Rather of killing Lennie, George could have left and discovered other work. This situation was defined in the beginning of the book when it states how the duo had left a ranch in Weed for concealed factors. There is no reason that Lennie could have been spared in this fashion. Maybe George realized the cycle that might have continued where they leave to another cattle ranch only to discover Lennie falls under the very same pattern where they end up repeating the exact same actions over and over. In that case George’s choice was still the ideal one. Lennie did not understand what death was in its full sense.

When he eliminated animals he did not care they were dead however desired them for convenience. In the exact same way George killed Lennie while he remained in a comforted state. Lennie probably desired it that method. When Lennie was eliminated, their dream of the cattle ranch was likewise killed. This deeply injured those like Sweet and Scoundrels who emotionally purchased this dream that had become theirs also. Candy firmly insisted that George proceeds and purchases a farm anyway. The represented liberty and absence of prejudice for Sweet and Crooks. When the idea was gone, they were very upset as their dreams of a much better life did the same.

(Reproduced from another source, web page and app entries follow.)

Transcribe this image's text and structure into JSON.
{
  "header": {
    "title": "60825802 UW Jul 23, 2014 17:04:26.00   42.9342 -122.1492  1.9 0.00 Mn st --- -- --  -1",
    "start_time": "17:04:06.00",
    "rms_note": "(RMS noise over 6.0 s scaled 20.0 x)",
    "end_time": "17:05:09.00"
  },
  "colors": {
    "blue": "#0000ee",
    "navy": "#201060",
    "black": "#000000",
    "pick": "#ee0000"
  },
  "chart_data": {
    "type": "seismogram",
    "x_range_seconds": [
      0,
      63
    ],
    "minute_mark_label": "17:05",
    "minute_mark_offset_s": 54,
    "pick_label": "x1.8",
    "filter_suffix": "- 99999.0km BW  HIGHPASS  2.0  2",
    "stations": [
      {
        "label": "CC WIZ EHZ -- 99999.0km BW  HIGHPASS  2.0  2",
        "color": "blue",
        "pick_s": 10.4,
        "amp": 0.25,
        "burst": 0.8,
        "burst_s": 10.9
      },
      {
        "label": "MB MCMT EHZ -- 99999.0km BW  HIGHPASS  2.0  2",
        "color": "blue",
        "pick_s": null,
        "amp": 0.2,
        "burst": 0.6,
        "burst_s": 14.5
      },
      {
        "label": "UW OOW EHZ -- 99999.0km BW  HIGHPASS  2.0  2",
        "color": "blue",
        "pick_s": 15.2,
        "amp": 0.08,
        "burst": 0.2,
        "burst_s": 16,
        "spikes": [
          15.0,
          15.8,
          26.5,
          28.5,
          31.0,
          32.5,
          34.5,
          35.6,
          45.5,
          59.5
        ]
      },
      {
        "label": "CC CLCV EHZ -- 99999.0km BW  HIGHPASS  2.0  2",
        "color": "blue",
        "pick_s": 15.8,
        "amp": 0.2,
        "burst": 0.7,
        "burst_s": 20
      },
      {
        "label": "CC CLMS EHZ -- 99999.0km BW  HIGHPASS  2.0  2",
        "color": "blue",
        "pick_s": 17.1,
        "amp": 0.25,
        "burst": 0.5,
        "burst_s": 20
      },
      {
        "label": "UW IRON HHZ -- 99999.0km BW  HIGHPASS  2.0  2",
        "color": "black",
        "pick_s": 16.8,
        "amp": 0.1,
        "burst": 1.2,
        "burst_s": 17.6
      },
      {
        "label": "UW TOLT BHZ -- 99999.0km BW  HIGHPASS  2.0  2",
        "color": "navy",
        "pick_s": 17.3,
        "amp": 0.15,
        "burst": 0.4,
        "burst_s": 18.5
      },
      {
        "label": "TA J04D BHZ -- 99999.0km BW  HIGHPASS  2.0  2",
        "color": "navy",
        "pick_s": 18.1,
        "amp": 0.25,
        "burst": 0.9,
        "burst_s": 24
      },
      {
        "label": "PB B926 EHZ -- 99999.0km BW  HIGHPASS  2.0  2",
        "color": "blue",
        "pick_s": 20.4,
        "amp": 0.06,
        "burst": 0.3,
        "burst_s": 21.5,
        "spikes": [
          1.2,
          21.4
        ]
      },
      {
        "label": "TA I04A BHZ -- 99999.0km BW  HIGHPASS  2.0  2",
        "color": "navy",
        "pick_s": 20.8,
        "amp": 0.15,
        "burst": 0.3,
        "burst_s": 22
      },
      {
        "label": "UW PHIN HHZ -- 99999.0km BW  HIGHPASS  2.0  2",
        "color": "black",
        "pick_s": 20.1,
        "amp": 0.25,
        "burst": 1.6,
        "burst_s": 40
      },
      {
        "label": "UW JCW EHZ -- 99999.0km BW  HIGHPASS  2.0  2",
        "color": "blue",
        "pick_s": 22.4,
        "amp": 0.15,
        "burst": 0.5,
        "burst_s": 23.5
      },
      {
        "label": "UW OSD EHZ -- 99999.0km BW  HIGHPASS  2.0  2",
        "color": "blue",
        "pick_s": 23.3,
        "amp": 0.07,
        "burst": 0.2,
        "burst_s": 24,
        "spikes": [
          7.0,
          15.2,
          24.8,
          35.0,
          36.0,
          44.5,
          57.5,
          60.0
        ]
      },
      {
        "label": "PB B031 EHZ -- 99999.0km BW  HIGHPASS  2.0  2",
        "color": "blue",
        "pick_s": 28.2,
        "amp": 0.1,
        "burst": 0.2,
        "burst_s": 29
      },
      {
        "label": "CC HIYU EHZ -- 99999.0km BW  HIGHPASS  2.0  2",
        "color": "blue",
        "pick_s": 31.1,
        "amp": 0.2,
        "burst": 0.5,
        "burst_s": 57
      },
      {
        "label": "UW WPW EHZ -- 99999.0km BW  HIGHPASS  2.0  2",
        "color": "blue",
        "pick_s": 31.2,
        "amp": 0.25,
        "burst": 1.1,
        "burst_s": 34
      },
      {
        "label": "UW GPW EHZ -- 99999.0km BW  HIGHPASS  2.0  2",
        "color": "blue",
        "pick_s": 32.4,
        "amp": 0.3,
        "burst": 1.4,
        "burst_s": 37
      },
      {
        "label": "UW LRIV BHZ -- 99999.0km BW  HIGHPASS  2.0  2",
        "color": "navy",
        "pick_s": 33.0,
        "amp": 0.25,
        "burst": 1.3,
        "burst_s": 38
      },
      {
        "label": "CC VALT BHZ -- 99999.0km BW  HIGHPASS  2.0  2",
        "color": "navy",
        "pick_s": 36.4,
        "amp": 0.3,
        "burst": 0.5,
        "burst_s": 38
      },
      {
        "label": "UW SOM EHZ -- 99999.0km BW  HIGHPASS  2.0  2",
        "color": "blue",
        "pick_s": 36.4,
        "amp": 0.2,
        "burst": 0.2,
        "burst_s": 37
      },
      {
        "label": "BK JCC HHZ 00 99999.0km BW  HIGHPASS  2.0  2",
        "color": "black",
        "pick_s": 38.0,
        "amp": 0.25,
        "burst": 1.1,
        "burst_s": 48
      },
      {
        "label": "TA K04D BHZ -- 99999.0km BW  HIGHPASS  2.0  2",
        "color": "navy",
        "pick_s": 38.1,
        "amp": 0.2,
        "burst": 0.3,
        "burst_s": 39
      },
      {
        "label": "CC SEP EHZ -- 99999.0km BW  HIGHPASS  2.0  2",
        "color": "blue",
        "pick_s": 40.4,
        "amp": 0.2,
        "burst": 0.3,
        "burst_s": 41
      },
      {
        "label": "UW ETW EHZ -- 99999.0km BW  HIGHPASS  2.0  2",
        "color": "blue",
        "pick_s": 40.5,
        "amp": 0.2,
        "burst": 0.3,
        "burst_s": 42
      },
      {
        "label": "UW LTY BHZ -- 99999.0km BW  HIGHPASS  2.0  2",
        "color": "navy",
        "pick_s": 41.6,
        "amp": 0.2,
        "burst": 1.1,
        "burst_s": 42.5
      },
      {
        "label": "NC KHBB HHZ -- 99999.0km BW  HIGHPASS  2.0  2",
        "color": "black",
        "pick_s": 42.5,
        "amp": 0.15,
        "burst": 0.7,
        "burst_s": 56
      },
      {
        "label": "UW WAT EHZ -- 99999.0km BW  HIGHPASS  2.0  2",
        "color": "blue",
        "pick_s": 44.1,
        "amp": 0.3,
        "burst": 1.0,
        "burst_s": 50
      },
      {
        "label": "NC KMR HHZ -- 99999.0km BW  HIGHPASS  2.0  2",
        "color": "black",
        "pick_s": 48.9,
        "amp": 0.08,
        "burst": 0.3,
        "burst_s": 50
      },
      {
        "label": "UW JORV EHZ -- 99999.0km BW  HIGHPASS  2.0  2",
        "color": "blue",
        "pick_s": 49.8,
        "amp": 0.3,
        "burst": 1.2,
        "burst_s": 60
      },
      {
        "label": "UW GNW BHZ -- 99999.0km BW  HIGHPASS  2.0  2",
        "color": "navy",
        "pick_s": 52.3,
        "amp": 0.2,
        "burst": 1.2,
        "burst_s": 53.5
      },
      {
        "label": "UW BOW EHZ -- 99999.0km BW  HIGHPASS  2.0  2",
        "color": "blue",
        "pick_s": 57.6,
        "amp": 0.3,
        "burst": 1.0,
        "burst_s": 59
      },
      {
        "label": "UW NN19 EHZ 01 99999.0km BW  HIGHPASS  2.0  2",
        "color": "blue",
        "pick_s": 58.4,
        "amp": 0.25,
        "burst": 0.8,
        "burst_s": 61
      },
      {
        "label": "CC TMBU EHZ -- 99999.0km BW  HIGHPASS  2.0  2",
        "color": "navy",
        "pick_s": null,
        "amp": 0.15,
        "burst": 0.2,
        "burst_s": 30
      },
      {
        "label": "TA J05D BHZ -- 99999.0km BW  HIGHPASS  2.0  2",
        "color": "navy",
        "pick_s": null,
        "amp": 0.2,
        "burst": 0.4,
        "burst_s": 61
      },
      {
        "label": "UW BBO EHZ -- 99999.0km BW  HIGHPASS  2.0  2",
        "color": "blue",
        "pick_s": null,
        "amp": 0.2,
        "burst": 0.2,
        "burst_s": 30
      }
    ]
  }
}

George’s choice to eliminate Lennie affected others in addition to him. The important option to eliminate Lennie was an option that was encouraged by others, impacted George and impacted others. The decision was motivated by Curley’s desire for vengeance. George will be forced to live an isolationist life just like the other members of the ranch in the Great Anxiety. Criminals and Candy’s imagine an enhanced life was crushed with George’s choice. Everyone has to make essential options in their life and they will normally be for the better and the worse.